## Problem to solve
The data below needs to be returned exactly, line for line.

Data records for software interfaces
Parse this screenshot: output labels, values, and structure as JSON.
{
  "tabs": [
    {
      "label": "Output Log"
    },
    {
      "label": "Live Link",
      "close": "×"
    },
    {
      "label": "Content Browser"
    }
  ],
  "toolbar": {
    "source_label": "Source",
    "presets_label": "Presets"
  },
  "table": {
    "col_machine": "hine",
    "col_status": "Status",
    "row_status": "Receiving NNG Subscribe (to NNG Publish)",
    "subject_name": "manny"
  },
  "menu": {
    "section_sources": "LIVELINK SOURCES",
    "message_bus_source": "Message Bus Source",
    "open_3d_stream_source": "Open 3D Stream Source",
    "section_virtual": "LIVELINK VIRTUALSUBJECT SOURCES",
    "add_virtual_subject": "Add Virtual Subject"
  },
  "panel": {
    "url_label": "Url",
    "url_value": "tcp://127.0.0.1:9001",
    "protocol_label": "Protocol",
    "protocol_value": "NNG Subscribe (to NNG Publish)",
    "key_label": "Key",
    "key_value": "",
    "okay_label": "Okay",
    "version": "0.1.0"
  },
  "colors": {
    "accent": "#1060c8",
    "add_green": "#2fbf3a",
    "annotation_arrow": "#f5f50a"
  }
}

## Response to the exercise
Parse this screenshot: output labels, values, and structure as JSON.
{
  "tabs": [
    {
      "label": "Output Log"
    },
    {
      "label": "Live Link",
      "close": "×"
    },
    {
      "label": "Content Browser"
    }
  ],
  "toolbar": {
    "source_label": "Source",
    "presets_label": "Presets"
  },
  "table": {
    "col_machine": "hine",
    "col_status": "Status",
    "row_status": "Receiving NNG Subscribe (to NNG Publish)",
    "subject_name": "manny"
  },
  "menu": {
    "section_sources": "LIVELINK SOURCES",
    "message_bus_source": "Message Bus Source",
    "open_3d_stream_source": "Open 3D Stream Source",
    "section_virtual": "LIVELINK VIRTUALSUBJECT SOURCES",
    "add_virtual_subject": "Add Virtual Subject"
  },
  "panel": {
    "url_label": "Url",
    "url_value": "tcp://127.0.0.1:9001",
    "protocol_label": "Protocol",
    "protocol_value": "NNG Subscribe (to NNG Publish)",
    "key_label": "Key",
    "key_value": "",
    "okay_label": "Okay",
    "version": "0.1.0"
  },
  "colors": {
    "accent": "#1060c8",
    "add_green": "#2fbf3a",
    "annotation_arrow": "#f5f50a"
  }
}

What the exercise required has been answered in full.